McDonald's started the Twitter hashtag #McDStories to encourage people to post their thoughts about the company. The campaign started well enough with @McDonald's initial tweets:

But the social media promotion quickly turned into a "hashtag horror show." The hashtag made it too tempting for people to tweet their worst views of the company, such as these:



Where did McDonald's go wrong? Rick Wion, the company's social media director, explained his perspective:

"Last Thursday, we planned to use two different hashtags during a promoted trend -- #meetthefarmers and #mcdstories.

"While #meetthefarmers was used for the majority of the day and successful in raising awareness of the Supplier Stories campaign, #mcdstories did not go as planned. We quickly pulled #mcdstories and it was promoted for less than two hours.

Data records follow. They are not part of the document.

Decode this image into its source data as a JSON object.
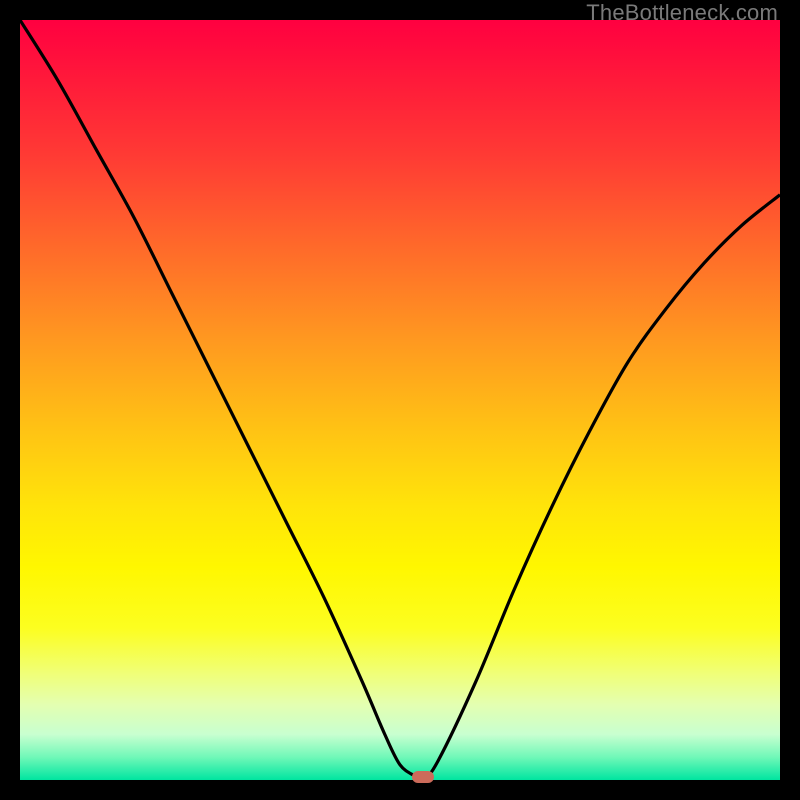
{
  "attribution": "TheBottleneck.com",
  "chart_data": {
    "type": "line",
    "title": "",
    "xlabel": "",
    "ylabel": "",
    "xlim": [
      0,
      100
    ],
    "ylim": [
      0,
      100
    ],
    "x": [
      0,
      5,
      10,
      15,
      20,
      25,
      30,
      35,
      40,
      45,
      48,
      50,
      52,
      53,
      55,
      60,
      65,
      70,
      75,
      80,
      85,
      90,
      95,
      100
    ],
    "values": [
      100,
      92,
      83,
      74,
      64,
      54,
      44,
      34,
      24,
      13,
      6,
      2,
      0.5,
      0,
      2.5,
      13,
      25,
      36,
      46,
      55,
      62,
      68,
      73,
      77
    ],
    "marker": {
      "x": 53,
      "y": 0
    },
    "colors": {
      "curve": "#000000",
      "marker": "#cc6b5a"
    }
  }
}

"Within an hour of pulling #McDStories the number of conversations about it fell off from a peak of 1600 to a few dozen. It is also important to keep those numbers in perspective. There were 72,788 mentions of McDonald's overall that day so the traction of #McDStories was a tiny percentage (2%) of that.

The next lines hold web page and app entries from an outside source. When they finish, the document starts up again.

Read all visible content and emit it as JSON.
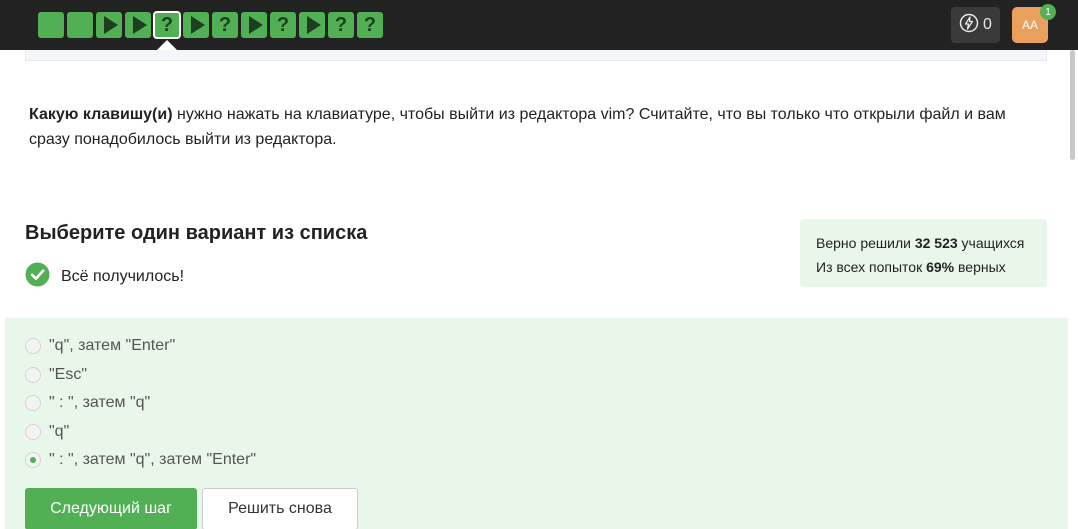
{
  "topbar": {
    "steps": [
      {
        "kind": "done"
      },
      {
        "kind": "done"
      },
      {
        "kind": "play"
      },
      {
        "kind": "play"
      },
      {
        "kind": "question",
        "glyph": "?",
        "current": true
      },
      {
        "kind": "play"
      },
      {
        "kind": "question",
        "glyph": "?"
      },
      {
        "kind": "play"
      },
      {
        "kind": "question",
        "glyph": "?"
      },
      {
        "kind": "play"
      },
      {
        "kind": "question",
        "glyph": "?"
      },
      {
        "kind": "question",
        "glyph": "?"
      }
    ],
    "energy_count": "0",
    "avatar_initials": "AA",
    "notification_count": "1"
  },
  "question": {
    "bold": "Какую клавишу(и)",
    "text": " нужно нажать на клавиатуре, чтобы выйти из редактора vim? Считайте, что вы только что открыли файл и вам сразу понадобилось выйти из редактора."
  },
  "choose_title": "Выберите один вариант из списка",
  "success_text": "Всё получилось!",
  "stats": {
    "line1_prefix": "Верно решили ",
    "line1_value": "32 523",
    "line1_suffix": " учащихся",
    "line2_prefix": "Из всех попыток ",
    "line2_value": "69%",
    "line2_suffix": " верных"
  },
  "options": [
    {
      "label": "\"q\", затем \"Enter\"",
      "checked": false
    },
    {
      "label": "\"Esc\"",
      "checked": false
    },
    {
      "label": "\" : \", затем \"q\"",
      "checked": false
    },
    {
      "label": "\"q\"",
      "checked": false
    },
    {
      "label": "\" : \", затем \"q\", затем \"Enter\"",
      "checked": true
    }
  ],
  "buttons": {
    "next": "Следующий шаг",
    "again": "Решить снова"
  },
  "colors": {
    "topbar": "#222222",
    "accent_green": "#52b054",
    "answers_bg": "#e9f6ea",
    "avatar": "#e9a05d"
  }
}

"With all social media campaigns, we include contingency plans should the conversation not go as planned. The ability to change midstream helped this small blip from becoming something larger."

Monitoring activity and recognizing failure are critical for social media campaigns. As Wion says, "As Twitter continues to evolve its platform and engagement opportunities, we're learning from our experiences." True enough: trending on Twitter can be a dangerous game.

Discussion Starters: 
  • Why do you think #meetthefarmers was successful but #McDStories was not?
  • Should McDonald's have anticipated this outcome and not introduced the hashtag, or was the reaction too hard to predict?
  • Wion talks about having a contingency plan. What do you think that entails? How should companies prepare for social media campaigns that fail?